Exercise directions
Below are the records. List every line holding the word "Fehlende".

Information given
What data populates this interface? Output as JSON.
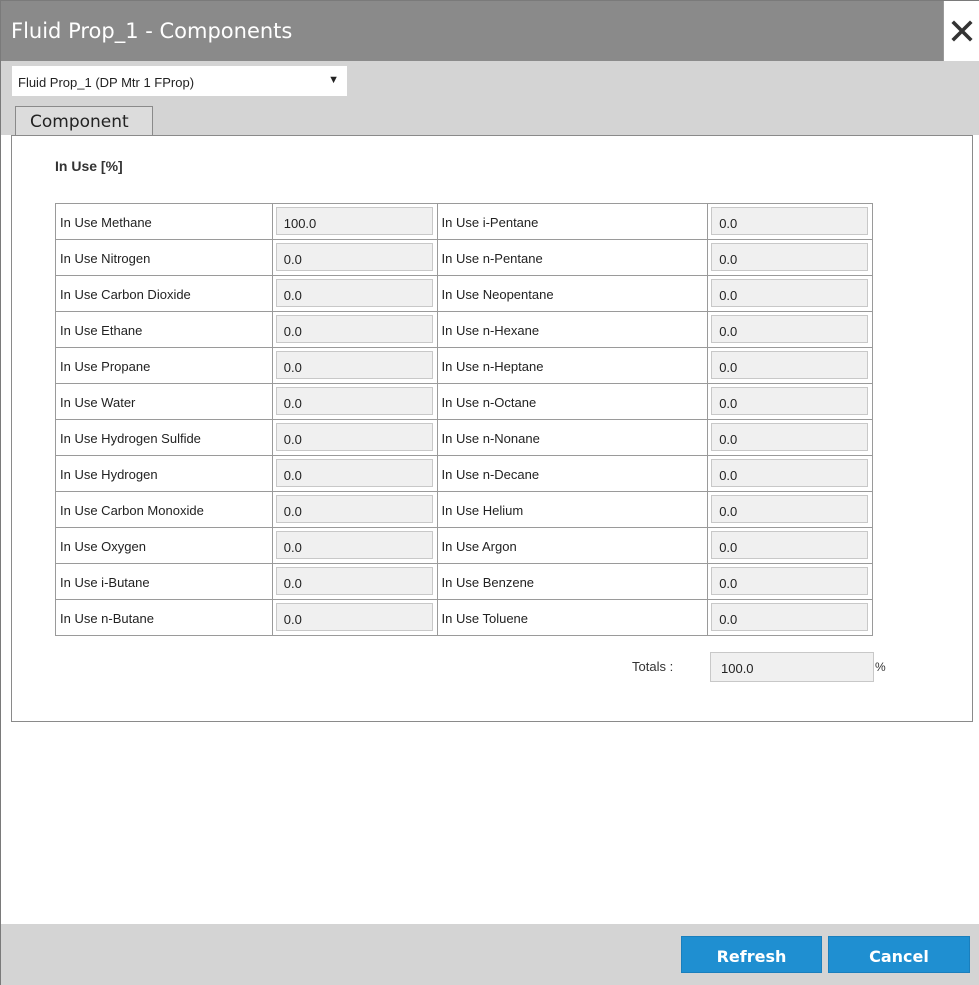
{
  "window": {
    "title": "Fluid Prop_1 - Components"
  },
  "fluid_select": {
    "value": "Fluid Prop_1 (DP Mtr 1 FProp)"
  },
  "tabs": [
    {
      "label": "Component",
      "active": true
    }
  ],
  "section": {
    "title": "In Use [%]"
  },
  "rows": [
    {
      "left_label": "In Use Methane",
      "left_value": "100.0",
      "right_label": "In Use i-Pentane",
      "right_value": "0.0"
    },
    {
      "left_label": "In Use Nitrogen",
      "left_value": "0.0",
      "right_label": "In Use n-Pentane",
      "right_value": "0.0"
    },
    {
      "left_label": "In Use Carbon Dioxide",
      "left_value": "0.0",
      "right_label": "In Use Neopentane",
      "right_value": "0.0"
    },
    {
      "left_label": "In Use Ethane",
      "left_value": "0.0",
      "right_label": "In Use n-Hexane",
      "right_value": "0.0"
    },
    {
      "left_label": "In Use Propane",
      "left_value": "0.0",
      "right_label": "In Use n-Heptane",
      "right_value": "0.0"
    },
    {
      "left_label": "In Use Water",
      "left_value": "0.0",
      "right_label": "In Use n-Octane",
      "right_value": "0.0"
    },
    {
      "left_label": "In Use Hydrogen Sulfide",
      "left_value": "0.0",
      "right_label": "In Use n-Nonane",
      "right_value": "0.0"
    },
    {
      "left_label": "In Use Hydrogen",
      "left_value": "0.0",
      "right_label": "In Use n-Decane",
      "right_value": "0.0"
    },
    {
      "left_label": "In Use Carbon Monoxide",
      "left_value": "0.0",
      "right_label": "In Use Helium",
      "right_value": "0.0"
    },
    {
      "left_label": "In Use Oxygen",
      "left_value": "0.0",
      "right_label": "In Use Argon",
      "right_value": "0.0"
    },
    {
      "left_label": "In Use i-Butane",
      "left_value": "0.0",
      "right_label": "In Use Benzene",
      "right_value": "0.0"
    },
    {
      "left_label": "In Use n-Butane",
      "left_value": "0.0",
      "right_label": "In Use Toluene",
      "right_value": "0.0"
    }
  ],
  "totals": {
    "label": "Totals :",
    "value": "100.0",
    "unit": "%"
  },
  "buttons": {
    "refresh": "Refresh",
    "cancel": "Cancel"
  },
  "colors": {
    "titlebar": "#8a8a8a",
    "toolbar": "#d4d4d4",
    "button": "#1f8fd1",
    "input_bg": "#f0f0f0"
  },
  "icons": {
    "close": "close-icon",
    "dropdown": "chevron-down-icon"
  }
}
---
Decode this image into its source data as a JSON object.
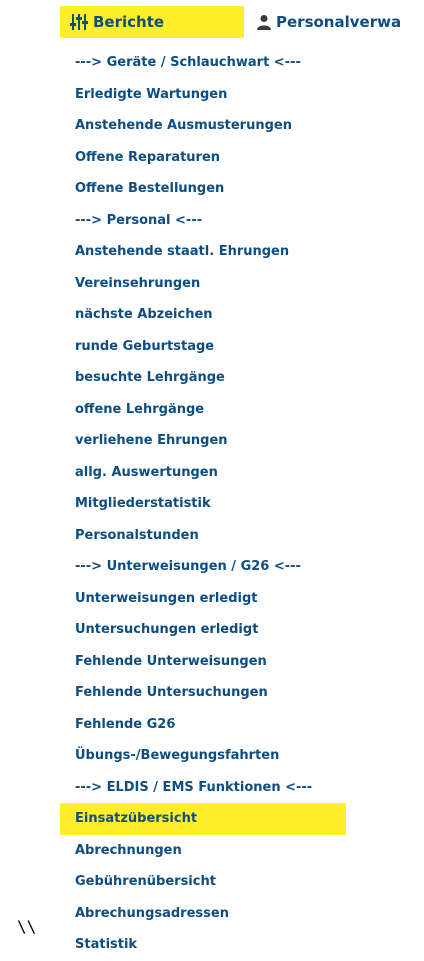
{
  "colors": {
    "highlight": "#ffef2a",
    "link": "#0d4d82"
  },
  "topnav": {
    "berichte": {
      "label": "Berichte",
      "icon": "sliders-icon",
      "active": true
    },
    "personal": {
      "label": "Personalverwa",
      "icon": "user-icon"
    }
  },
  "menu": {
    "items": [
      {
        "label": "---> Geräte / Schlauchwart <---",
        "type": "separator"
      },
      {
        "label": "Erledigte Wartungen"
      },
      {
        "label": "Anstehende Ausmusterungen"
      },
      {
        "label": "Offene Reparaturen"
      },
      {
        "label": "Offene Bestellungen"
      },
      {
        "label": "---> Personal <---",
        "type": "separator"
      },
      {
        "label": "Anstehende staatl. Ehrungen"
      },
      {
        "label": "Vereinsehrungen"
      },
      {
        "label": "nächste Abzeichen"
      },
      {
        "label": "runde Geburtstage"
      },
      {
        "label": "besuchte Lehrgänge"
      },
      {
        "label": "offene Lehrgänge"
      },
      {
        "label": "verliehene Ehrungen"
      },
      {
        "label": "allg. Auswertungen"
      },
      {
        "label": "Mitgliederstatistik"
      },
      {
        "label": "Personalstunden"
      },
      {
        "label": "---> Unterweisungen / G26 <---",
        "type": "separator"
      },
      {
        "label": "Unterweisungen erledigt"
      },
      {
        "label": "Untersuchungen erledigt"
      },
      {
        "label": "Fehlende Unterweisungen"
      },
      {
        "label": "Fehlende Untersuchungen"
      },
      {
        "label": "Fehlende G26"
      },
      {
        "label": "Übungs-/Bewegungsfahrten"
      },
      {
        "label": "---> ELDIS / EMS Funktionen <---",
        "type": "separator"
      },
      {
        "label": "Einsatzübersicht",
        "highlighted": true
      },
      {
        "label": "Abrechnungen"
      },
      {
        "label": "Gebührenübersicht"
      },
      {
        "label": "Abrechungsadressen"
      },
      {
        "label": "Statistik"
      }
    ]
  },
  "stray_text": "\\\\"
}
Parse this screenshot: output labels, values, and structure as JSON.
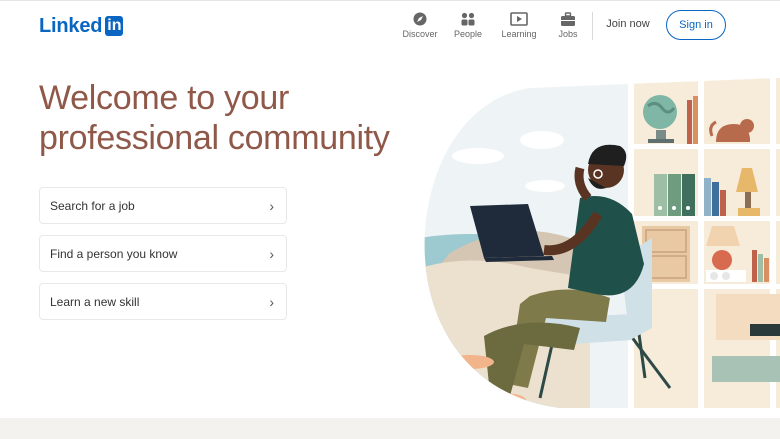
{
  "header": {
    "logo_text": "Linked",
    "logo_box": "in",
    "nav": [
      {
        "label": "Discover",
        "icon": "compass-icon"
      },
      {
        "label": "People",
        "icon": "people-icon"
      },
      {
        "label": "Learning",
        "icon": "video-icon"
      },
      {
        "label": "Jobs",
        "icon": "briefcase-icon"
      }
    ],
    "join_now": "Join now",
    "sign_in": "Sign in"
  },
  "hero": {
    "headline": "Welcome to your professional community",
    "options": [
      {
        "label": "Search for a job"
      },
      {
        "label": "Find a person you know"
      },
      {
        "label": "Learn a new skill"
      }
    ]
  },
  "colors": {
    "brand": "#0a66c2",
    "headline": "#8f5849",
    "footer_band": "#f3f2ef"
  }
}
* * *
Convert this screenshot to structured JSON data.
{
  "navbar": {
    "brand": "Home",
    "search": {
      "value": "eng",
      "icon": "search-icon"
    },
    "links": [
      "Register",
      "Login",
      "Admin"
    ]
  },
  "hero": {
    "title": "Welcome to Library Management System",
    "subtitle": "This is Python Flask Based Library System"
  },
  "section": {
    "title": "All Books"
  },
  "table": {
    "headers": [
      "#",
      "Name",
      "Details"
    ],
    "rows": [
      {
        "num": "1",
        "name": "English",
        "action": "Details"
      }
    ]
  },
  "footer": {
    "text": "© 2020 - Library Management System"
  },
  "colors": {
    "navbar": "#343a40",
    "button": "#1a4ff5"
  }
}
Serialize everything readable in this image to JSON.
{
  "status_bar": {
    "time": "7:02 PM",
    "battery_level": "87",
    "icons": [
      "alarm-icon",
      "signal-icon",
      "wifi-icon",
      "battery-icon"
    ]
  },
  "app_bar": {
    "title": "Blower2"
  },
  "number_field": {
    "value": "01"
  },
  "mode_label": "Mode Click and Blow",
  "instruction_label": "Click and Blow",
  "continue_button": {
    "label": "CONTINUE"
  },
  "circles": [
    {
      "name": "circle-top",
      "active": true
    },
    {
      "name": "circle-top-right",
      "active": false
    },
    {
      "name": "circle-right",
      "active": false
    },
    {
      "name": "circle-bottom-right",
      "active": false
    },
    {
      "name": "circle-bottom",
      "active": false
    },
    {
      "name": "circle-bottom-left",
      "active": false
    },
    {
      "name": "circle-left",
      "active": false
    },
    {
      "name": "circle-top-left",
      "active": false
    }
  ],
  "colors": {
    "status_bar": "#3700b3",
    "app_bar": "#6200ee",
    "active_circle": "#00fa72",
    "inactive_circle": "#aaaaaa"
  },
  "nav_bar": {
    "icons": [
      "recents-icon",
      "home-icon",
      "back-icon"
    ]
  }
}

Reply to the exercise
        "label": "Fehlende Unterweisungen"
        "label": "Fehlende Untersuchungen"
        "label": "Fehlende G26"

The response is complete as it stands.